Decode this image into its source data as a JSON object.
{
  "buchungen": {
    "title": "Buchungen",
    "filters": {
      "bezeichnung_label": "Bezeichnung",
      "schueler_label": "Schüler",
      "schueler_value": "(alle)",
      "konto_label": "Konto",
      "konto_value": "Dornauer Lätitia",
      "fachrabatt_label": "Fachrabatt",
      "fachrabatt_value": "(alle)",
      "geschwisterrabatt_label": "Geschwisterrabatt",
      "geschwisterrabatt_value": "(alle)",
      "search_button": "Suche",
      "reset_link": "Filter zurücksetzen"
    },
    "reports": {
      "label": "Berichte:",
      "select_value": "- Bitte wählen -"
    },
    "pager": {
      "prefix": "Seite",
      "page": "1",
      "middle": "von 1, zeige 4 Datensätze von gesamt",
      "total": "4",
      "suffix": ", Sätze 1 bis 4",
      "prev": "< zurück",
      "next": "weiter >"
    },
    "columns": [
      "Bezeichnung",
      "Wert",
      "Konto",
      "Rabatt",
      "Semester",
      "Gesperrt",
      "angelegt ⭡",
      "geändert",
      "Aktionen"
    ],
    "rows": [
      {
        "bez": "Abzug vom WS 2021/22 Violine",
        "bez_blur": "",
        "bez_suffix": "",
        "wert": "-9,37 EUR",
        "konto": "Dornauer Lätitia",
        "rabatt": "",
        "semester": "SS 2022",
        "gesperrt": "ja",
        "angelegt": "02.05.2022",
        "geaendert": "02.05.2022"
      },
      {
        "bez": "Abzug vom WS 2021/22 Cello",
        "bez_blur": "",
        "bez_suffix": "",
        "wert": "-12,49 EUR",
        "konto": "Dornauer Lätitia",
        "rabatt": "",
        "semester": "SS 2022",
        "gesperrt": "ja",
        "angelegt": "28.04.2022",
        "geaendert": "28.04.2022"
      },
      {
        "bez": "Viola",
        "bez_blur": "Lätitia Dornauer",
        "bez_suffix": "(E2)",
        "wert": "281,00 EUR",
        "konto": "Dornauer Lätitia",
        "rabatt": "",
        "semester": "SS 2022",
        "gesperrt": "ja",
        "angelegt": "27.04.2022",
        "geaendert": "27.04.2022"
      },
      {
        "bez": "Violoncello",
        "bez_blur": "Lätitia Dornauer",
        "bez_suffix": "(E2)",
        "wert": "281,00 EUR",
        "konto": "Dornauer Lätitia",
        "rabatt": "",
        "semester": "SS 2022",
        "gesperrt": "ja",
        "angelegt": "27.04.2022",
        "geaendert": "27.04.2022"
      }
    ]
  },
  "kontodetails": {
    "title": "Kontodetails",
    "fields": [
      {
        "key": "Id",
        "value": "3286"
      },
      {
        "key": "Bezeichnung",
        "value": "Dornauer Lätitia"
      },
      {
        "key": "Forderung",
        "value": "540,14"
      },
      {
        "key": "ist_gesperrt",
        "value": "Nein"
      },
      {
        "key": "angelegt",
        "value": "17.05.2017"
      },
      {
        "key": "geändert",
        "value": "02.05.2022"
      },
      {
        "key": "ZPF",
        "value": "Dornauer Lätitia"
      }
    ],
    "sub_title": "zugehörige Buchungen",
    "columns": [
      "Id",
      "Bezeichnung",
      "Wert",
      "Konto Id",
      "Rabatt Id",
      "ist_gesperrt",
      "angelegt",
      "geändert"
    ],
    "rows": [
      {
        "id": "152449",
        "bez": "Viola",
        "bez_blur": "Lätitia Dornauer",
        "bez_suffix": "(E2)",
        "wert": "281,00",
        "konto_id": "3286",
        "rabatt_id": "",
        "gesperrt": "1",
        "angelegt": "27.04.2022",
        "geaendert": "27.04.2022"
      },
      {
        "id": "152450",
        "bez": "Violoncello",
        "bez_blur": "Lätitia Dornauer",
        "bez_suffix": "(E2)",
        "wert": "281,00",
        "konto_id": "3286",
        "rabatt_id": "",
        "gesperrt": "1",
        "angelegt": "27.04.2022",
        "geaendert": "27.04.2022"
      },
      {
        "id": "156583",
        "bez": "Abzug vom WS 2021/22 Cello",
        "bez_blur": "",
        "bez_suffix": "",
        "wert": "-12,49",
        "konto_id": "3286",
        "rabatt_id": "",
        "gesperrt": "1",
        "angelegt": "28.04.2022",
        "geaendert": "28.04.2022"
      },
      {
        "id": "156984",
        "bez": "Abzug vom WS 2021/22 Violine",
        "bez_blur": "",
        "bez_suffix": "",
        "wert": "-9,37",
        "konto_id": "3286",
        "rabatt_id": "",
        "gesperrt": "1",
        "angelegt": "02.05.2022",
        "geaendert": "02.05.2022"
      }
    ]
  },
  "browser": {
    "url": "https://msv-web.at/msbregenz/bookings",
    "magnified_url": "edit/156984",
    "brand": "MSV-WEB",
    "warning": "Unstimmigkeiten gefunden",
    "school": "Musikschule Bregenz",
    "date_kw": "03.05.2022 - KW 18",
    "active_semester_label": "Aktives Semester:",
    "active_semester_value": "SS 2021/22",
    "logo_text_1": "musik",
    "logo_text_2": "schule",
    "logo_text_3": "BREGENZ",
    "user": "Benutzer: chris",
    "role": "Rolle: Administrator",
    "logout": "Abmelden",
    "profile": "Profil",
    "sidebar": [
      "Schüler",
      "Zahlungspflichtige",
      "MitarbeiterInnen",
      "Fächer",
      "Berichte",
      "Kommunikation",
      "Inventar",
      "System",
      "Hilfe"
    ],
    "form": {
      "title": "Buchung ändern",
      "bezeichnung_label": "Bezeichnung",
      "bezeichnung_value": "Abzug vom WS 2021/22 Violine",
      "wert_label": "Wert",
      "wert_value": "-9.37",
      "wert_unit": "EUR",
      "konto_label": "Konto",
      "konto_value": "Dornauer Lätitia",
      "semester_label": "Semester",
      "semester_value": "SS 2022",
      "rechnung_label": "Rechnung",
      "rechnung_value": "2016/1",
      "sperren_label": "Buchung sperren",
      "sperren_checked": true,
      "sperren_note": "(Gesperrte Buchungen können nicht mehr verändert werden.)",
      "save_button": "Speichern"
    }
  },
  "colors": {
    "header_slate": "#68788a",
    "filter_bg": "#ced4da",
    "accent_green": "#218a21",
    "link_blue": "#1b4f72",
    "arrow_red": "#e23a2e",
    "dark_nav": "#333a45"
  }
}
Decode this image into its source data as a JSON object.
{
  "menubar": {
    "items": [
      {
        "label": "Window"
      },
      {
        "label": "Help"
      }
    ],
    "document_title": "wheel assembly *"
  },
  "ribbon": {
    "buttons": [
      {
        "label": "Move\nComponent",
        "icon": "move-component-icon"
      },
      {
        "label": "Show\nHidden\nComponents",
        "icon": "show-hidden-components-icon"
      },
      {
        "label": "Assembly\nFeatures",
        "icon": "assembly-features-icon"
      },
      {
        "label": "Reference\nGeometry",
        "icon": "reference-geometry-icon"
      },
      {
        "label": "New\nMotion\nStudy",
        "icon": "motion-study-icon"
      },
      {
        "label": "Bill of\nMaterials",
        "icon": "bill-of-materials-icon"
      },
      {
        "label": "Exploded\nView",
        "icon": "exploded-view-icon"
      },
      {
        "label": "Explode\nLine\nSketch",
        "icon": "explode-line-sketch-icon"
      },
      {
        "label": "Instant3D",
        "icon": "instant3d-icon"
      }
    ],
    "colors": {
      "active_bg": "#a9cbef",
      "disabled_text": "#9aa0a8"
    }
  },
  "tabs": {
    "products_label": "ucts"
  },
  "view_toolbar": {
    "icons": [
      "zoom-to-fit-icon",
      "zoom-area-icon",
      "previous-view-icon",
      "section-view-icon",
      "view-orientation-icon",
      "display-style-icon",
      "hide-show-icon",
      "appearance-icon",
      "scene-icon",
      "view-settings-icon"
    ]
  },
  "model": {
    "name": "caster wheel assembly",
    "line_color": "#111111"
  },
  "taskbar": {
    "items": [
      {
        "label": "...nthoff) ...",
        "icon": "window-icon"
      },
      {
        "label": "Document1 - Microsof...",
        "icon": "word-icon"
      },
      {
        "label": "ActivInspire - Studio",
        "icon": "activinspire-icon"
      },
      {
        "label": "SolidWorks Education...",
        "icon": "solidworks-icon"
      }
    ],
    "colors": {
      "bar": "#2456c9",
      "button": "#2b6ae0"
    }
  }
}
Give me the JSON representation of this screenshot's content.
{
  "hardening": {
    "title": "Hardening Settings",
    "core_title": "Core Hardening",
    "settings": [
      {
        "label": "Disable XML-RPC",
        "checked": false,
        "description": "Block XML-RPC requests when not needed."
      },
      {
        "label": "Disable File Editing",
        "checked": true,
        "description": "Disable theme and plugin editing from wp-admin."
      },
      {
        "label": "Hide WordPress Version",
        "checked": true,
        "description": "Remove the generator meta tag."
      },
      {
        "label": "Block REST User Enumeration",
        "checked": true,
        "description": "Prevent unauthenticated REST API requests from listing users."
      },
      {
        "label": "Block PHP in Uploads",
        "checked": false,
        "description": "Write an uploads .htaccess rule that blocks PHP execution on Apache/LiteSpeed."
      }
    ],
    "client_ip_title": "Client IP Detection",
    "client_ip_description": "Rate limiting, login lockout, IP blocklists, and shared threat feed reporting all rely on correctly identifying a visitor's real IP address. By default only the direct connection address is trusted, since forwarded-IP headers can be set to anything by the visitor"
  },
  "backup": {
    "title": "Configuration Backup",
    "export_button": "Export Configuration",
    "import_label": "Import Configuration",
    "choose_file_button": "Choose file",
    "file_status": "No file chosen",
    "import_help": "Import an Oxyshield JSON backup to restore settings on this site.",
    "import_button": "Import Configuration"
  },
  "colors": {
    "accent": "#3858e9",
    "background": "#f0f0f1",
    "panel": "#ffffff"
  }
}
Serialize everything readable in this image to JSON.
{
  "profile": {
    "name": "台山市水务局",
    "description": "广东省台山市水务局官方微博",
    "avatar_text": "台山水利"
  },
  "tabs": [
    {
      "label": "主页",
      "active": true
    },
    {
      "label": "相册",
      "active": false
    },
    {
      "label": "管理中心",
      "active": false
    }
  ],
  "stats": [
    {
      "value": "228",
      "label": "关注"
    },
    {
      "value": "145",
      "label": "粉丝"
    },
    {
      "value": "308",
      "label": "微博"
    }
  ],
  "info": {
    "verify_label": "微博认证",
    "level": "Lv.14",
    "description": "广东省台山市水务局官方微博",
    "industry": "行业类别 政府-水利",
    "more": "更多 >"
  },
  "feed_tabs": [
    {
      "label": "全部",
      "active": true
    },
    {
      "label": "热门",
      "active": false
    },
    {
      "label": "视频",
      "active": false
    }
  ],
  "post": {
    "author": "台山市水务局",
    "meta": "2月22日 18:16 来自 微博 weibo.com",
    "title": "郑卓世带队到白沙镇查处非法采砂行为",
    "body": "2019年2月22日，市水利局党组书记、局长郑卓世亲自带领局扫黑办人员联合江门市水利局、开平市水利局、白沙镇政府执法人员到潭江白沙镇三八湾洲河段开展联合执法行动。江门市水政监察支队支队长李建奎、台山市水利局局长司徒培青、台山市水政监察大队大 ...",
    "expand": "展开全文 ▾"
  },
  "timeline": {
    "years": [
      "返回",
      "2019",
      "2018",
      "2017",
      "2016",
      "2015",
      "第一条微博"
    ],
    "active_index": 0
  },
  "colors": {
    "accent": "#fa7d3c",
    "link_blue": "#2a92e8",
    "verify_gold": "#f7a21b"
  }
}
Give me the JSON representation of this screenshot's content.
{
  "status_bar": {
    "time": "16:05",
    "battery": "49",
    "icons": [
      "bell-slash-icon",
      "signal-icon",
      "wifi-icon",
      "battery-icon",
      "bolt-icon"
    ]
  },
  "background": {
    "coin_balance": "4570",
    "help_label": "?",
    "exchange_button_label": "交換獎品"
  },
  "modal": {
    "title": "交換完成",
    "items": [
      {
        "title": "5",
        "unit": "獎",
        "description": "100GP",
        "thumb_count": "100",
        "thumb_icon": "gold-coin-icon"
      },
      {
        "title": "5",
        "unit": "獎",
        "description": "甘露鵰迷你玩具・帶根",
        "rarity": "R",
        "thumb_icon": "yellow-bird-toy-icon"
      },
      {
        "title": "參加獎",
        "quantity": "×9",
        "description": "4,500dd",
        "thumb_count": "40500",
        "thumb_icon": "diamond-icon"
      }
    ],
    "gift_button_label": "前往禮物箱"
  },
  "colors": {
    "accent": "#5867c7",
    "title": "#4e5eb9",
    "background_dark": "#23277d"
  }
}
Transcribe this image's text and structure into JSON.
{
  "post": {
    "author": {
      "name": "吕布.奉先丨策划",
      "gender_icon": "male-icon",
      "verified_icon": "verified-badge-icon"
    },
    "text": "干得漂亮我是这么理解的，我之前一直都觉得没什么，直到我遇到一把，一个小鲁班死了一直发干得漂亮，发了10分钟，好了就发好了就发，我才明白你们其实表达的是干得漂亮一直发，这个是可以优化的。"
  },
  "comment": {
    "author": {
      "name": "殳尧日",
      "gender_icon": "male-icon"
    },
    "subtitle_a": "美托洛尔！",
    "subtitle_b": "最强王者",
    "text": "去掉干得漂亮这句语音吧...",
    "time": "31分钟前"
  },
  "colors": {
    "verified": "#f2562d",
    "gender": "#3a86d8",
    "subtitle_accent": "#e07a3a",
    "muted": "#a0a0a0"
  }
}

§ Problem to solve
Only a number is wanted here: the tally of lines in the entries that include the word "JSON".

§ Exercise output
7